◆ Entries shown
----------
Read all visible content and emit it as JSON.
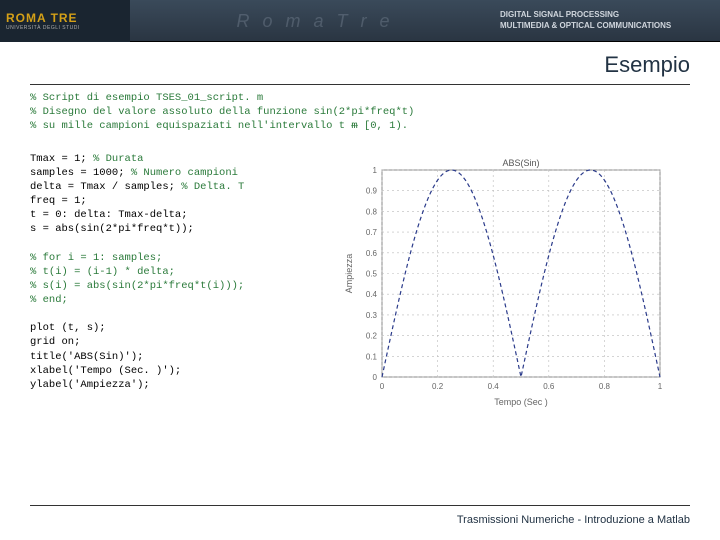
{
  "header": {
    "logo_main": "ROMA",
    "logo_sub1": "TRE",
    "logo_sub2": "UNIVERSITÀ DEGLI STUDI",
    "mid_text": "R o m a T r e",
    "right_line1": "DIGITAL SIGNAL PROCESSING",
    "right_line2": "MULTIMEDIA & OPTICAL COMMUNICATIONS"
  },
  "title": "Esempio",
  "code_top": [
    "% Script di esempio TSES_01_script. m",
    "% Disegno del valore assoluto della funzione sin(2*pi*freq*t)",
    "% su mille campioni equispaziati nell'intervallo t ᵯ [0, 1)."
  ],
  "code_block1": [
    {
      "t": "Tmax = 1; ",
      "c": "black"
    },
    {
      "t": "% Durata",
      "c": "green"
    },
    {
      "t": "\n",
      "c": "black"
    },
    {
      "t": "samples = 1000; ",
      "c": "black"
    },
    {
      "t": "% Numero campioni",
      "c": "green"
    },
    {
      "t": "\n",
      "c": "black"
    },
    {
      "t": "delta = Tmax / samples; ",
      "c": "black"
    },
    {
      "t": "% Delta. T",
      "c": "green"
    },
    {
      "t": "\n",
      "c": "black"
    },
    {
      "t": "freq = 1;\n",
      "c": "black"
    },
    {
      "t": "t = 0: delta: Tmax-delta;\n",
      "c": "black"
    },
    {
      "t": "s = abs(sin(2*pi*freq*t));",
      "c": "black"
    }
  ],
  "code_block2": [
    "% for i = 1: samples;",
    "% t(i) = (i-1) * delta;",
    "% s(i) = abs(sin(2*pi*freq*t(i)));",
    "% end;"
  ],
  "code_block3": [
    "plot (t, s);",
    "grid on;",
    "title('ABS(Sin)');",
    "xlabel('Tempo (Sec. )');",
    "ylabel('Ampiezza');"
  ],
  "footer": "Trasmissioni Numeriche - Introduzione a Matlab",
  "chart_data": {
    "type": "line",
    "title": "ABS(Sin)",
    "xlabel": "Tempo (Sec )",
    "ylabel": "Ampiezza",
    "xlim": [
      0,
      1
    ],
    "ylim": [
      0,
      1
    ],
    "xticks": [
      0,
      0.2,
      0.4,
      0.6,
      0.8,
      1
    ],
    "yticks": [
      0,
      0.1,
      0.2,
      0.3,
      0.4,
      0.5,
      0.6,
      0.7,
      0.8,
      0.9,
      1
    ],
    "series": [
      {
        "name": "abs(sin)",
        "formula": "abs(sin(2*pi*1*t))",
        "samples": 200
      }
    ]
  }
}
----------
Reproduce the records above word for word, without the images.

◆ Response to the task
Read all visible content and emit it as JSON.
{
  "header": {
    "logo_main": "ROMA",
    "logo_sub1": "TRE",
    "logo_sub2": "UNIVERSITÀ DEGLI STUDI",
    "mid_text": "R o m a T r e",
    "right_line1": "DIGITAL SIGNAL PROCESSING",
    "right_line2": "MULTIMEDIA & OPTICAL COMMUNICATIONS"
  },
  "title": "Esempio",
  "code_top": [
    "% Script di esempio TSES_01_script. m",
    "% Disegno del valore assoluto della funzione sin(2*pi*freq*t)",
    "% su mille campioni equispaziati nell'intervallo t ᵯ [0, 1)."
  ],
  "code_block1": [
    {
      "t": "Tmax = 1; ",
      "c": "black"
    },
    {
      "t": "% Durata",
      "c": "green"
    },
    {
      "t": "\n",
      "c": "black"
    },
    {
      "t": "samples = 1000; ",
      "c": "black"
    },
    {
      "t": "% Numero campioni",
      "c": "green"
    },
    {
      "t": "\n",
      "c": "black"
    },
    {
      "t": "delta = Tmax / samples; ",
      "c": "black"
    },
    {
      "t": "% Delta. T",
      "c": "green"
    },
    {
      "t": "\n",
      "c": "black"
    },
    {
      "t": "freq = 1;\n",
      "c": "black"
    },
    {
      "t": "t = 0: delta: Tmax-delta;\n",
      "c": "black"
    },
    {
      "t": "s = abs(sin(2*pi*freq*t));",
      "c": "black"
    }
  ],
  "code_block2": [
    "% for i = 1: samples;",
    "% t(i) = (i-1) * delta;",
    "% s(i) = abs(sin(2*pi*freq*t(i)));",
    "% end;"
  ],
  "code_block3": [
    "plot (t, s);",
    "grid on;",
    "title('ABS(Sin)');",
    "xlabel('Tempo (Sec. )');",
    "ylabel('Ampiezza');"
  ],
  "footer": "Trasmissioni Numeriche - Introduzione a Matlab",
  "chart_data": {
    "type": "line",
    "title": "ABS(Sin)",
    "xlabel": "Tempo (Sec )",
    "ylabel": "Ampiezza",
    "xlim": [
      0,
      1
    ],
    "ylim": [
      0,
      1
    ],
    "xticks": [
      0,
      0.2,
      0.4,
      0.6,
      0.8,
      1
    ],
    "yticks": [
      0,
      0.1,
      0.2,
      0.3,
      0.4,
      0.5,
      0.6,
      0.7,
      0.8,
      0.9,
      1
    ],
    "series": [
      {
        "name": "abs(sin)",
        "formula": "abs(sin(2*pi*1*t))",
        "samples": 200
      }
    ]
  }
}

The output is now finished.